MGV (Musique à Grand Vitesse - High-Speed Music) was commissioned by the Festival de Lille for the inauguration of the TGV North-European line and was first performed by the Michael Nyman Band and the Orchestre national de Lille under Jean-Claude Casadesus on 26 September 1993.
MGV runs continuously but was conceived as an abstract, imaginary journey; or rather five inter-connected journeys, each ending with a slow, mainly stepwise melody which is only heard in its 'genuine' form when the piece reaches its destination. The thematic 'transformation' is a key to MGV as a whole, where musical ideas- rhythmic, melodic, harmonic, motivic, textural - constantly change their identity as they pass through different musical 'environments'. For instance the opening bars establish both a recurrent rhythmic principle - 9, 11, or 13-beat rhythmic cycles heard against a regular 8 - and a harmonic process - chord sequences (mainly over C and E) which have the note E in common. (Coincidentally, MGV begins in C and ends in E). A later scalic, syncopated figure (again first heard over C, E and A) begins the second section, featuring brass, in D flat.
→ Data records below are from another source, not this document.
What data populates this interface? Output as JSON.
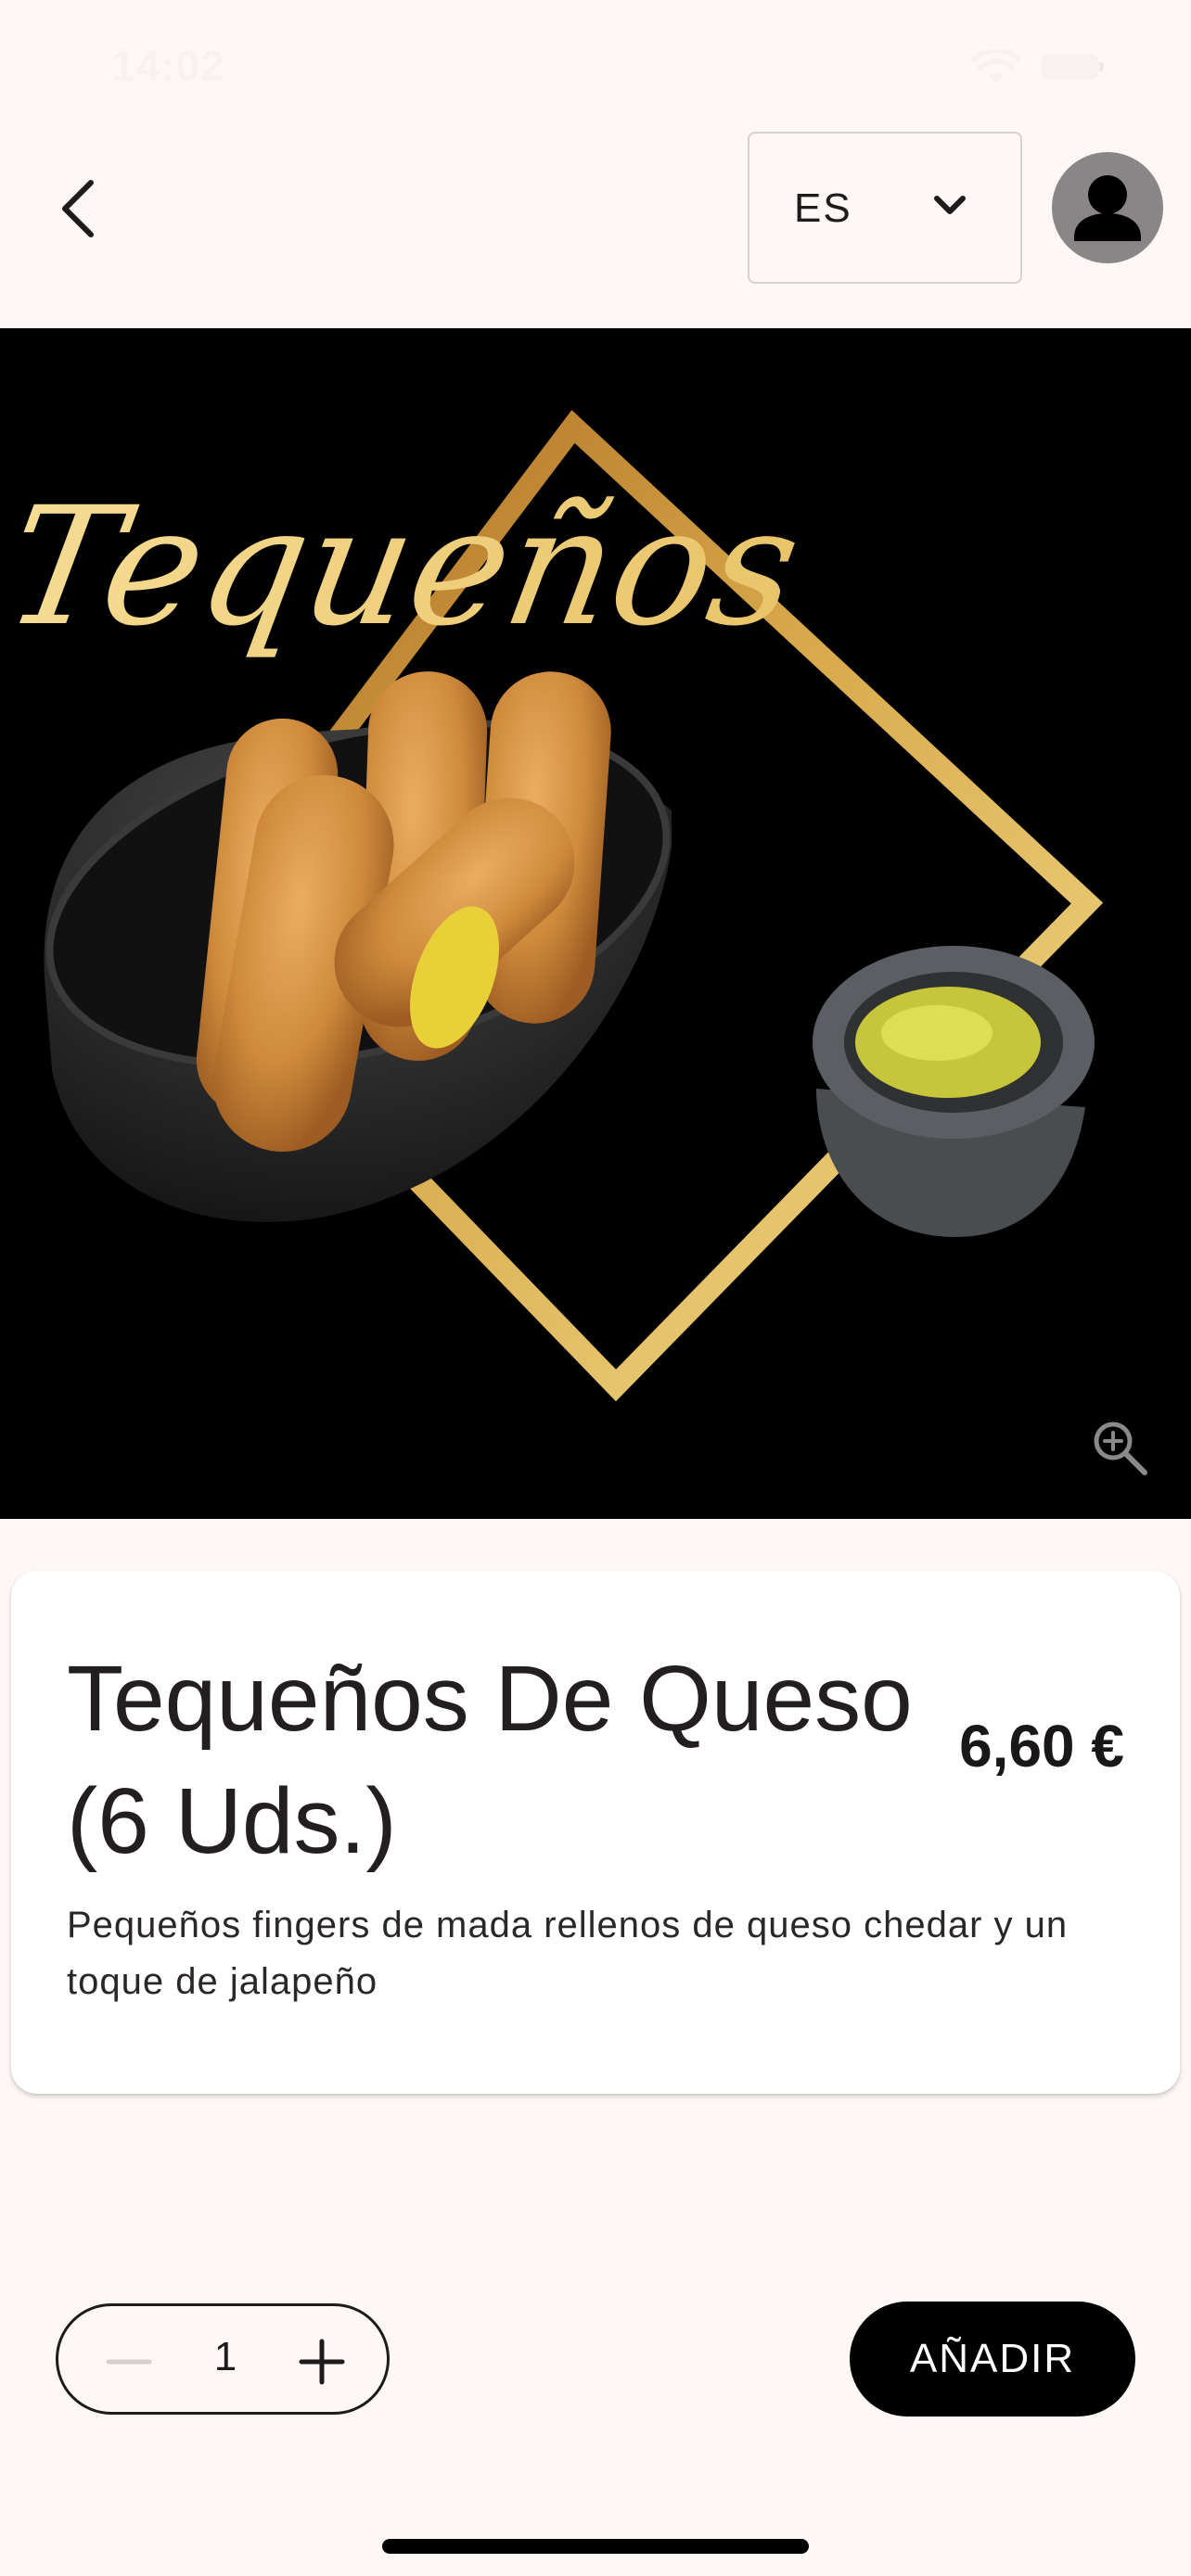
{
  "status_bar": {
    "time": "14:02"
  },
  "header": {
    "language": {
      "selected": "ES"
    }
  },
  "hero": {
    "title_script": "Tequeños"
  },
  "product": {
    "name": "Tequeños De Queso (6 Uds.)",
    "price": "6,60 €",
    "description": "Pequeños fingers de mada rellenos de queso chedar y un toque de jalapeño"
  },
  "cart": {
    "quantity": "1",
    "add_label": "AÑADIR"
  },
  "icons": {
    "back": "chevron-left-icon",
    "language_dropdown": "chevron-down-icon",
    "avatar": "person-icon",
    "zoom": "zoom-in-icon",
    "decrement": "minus-icon",
    "increment": "plus-icon"
  },
  "colors": {
    "background": "#fdf7f6",
    "primary_button": "#000000",
    "card": "#ffffff",
    "gold": "#d8a84a"
  }
}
And so on: the topography of MGV should be experienced without reference to planning, description or timetables.
Tempo changes, unpredictable slowings down, bear no logical relation to the high speed of the Paris-Lille journey, while the temptation to treat MGV as a concerto grosso, with the Michael Nyman band as the ripeno, was resisted: more suitably the Band (amplified in live performance) lays down the tracks on which MGV runs.
© Michael Nyman